#### Action item
All entries are to be repeated exactly as shown below.

#### Exercise input

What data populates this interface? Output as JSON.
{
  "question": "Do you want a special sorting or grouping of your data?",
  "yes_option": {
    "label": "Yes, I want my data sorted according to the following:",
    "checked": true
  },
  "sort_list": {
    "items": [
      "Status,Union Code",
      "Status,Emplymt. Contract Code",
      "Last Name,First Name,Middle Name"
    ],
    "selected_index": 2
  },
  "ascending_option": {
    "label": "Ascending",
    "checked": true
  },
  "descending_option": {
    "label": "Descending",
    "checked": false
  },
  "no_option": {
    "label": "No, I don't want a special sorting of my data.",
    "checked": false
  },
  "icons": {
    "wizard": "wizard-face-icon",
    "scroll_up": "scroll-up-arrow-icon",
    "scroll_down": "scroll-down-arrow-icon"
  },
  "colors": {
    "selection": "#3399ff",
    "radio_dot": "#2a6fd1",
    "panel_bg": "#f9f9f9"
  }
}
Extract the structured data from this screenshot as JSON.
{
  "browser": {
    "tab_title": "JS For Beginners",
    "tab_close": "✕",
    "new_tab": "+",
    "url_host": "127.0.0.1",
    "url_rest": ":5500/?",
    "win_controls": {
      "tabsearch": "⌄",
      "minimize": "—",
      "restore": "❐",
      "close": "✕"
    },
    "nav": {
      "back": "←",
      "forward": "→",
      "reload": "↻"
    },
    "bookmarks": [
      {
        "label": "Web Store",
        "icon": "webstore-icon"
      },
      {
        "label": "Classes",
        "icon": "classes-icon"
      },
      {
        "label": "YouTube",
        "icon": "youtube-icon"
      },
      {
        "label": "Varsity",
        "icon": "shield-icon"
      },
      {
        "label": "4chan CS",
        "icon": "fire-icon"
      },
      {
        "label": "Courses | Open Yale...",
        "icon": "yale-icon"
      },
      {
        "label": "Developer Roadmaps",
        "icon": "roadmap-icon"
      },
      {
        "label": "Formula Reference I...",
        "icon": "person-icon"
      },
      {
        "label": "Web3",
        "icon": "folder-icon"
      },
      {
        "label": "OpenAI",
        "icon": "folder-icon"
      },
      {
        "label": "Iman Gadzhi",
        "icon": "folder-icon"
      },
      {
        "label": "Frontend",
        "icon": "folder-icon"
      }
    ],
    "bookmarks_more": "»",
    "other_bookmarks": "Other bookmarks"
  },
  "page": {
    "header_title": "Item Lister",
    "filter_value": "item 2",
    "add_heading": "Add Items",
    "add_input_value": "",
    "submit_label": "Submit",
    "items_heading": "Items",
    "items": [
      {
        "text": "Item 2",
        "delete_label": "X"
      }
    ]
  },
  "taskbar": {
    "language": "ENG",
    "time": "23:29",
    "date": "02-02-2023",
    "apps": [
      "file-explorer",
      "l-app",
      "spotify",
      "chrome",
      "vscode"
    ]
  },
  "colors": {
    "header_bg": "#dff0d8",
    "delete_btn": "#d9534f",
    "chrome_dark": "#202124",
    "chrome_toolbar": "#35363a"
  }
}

#### Solution to this problem
What data populates this interface? Output as JSON.
{
  "question": "Do you want a special sorting or grouping of your data?",
  "yes_option": {
    "label": "Yes, I want my data sorted according to the following:",
    "checked": true
  },
  "sort_list": {
    "items": [
      "Status,Union Code",
      "Status,Emplymt. Contract Code",
      "Last Name,First Name,Middle Name"
    ],
    "selected_index": 2
  },
  "ascending_option": {
    "label": "Ascending",
    "checked": true
  },
  "descending_option": {
    "label": "Descending",
    "checked": false
  },
  "no_option": {
    "label": "No, I don't want a special sorting of my data.",
    "checked": false
  },
  "icons": {
    "wizard": "wizard-face-icon",
    "scroll_up": "scroll-up-arrow-icon",
    "scroll_down": "scroll-down-arrow-icon"
  },
  "colors": {
    "selection": "#3399ff",
    "radio_dot": "#2a6fd1",
    "panel_bg": "#f9f9f9"
  }
}
Extract the structured data from this screenshot as JSON.
{
  "browser": {
    "tab_title": "JS For Beginners",
    "tab_close": "✕",
    "new_tab": "+",
    "url_host": "127.0.0.1",
    "url_rest": ":5500/?",
    "win_controls": {
      "tabsearch": "⌄",
      "minimize": "—",
      "restore": "❐",
      "close": "✕"
    },
    "nav": {
      "back": "←",
      "forward": "→",
      "reload": "↻"
    },
    "bookmarks": [
      {
        "label": "Web Store",
        "icon": "webstore-icon"
      },
      {
        "label": "Classes",
        "icon": "classes-icon"
      },
      {
        "label": "YouTube",
        "icon": "youtube-icon"
      },
      {
        "label": "Varsity",
        "icon": "shield-icon"
      },
      {
        "label": "4chan CS",
        "icon": "fire-icon"
      },
      {
        "label": "Courses | Open Yale...",
        "icon": "yale-icon"
      },
      {
        "label": "Developer Roadmaps",
        "icon": "roadmap-icon"
      },
      {
        "label": "Formula Reference I...",
        "icon": "person-icon"
      },
      {
        "label": "Web3",
        "icon": "folder-icon"
      },
      {
        "label": "OpenAI",
        "icon": "folder-icon"
      },
      {
        "label": "Iman Gadzhi",
        "icon": "folder-icon"
      },
      {
        "label": "Frontend",
        "icon": "folder-icon"
      }
    ],
    "bookmarks_more": "»",
    "other_bookmarks": "Other bookmarks"
  },
  "page": {
    "header_title": "Item Lister",
    "filter_value": "item 2",
    "add_heading": "Add Items",
    "add_input_value": "",
    "submit_label": "Submit",
    "items_heading": "Items",
    "items": [
      {
        "text": "Item 2",
        "delete_label": "X"
      }
    ]
  },
  "taskbar": {
    "language": "ENG",
    "time": "23:29",
    "date": "02-02-2023",
    "apps": [
      "file-explorer",
      "l-app",
      "spotify",
      "chrome",
      "vscode"
    ]
  },
  "colors": {
    "header_bg": "#dff0d8",
    "delete_btn": "#d9534f",
    "chrome_dark": "#202124",
    "chrome_toolbar": "#35363a"
  }
}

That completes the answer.